RAFI started the Agricultural Reinvestment Fund program in 1997 to assist transitioning farmers and rural communities in finding new ways to replace lost tobacco income. It was an aspiration that farmers whose new projects succeeded would find additional capital to grow their new businesses and that they could take their experiences with the Agricultural Reinvestment Fund to the bank—literally. In some cases, growers did secure financing to expand successful enterprises. However, in too many cases, successful farmers went to their lenders and were denied financing.
Many farmers have years of success getting annual operating loans to grow commodity crops. Yet when these same farmers apply for loans for new production ideas, they may be turned down. From the lender’s side: many lenders are skilled in assessing the risks and rewards of a traditional operating loan, but when presented with plans for new agricultural enterprises, lenders may find themselves lacking the means to do an effective evaluation.
Currently, to maximize profits, more farmers and farm entrepreneurs are turning away from simple commodity crops in favor of more complicated or diversified enterprises. We have determined that farmers may need to take some extra steps in preparing and presenting business plans for these enterprises.

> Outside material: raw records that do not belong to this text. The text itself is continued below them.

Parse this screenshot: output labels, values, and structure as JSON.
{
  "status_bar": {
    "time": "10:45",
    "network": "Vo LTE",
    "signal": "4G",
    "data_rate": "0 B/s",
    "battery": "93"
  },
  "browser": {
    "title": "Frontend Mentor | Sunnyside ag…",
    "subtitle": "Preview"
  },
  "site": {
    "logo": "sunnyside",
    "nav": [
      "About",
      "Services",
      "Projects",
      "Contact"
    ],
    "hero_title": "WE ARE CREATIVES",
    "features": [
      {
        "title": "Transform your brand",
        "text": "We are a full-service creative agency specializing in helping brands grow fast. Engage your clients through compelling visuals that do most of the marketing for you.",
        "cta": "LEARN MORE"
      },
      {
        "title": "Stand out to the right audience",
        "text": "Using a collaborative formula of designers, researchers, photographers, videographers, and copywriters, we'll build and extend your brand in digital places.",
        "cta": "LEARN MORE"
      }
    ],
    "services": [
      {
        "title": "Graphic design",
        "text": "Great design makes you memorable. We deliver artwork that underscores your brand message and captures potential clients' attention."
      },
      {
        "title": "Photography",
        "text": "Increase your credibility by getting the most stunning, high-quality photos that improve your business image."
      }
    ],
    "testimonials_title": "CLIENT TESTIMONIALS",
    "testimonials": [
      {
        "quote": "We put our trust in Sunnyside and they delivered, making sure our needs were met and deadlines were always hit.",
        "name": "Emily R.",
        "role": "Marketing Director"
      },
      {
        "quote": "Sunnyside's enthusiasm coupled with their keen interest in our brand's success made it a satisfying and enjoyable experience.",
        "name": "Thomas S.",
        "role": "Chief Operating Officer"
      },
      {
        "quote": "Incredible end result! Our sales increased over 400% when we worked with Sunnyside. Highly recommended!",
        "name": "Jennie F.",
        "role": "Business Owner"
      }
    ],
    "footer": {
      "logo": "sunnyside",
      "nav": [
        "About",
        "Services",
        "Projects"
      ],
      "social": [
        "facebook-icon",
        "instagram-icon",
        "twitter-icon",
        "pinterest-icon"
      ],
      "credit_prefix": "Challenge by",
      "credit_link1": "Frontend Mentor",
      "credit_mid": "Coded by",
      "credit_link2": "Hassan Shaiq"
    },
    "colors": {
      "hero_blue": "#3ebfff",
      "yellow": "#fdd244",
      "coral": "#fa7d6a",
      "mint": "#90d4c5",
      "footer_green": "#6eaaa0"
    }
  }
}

Farmers who are accustomed to annual operating loans for production of commodity crops may not be ready for the burden of research and documentation that a lender expects for a non-traditional farm product. It’s also true that lenders who are familiar with the production and profitability of farm commodities do not always have the expertise necessary to evaluate the risk of agricultural enterprises that he or she has never seen before. RAFI has provided “The Farmer’s Guide to Agricultural Credit” to help farmers and lenders work through these challenges and achieve mutually beneficial results
Many of the financing issues discussed in “The Farmer’s Guide to Agricultural Credit” apply to innovators in other kinds of businesses. The same is true of recommendations— many apply to non-farm enterprises. However, farmers are the chief intended users of the guide. Farm financing has unique complexities that the guide strives to address.
“The Farmer’s Guide to Agricultural Credit” is a tool to help transitioning farmers and farm entrepreneurs take the steps to find a lender who is right for them, prepare to meet with a lender and to present his or her business plans.
The following one-page fact sheets include key information from “The Farmer’s Guide to Agricultural Credit.” Please access them to assess and potentially improve your credit score, initiate the business planning process for your farm enterprise, and prepare yourself to approach a lender.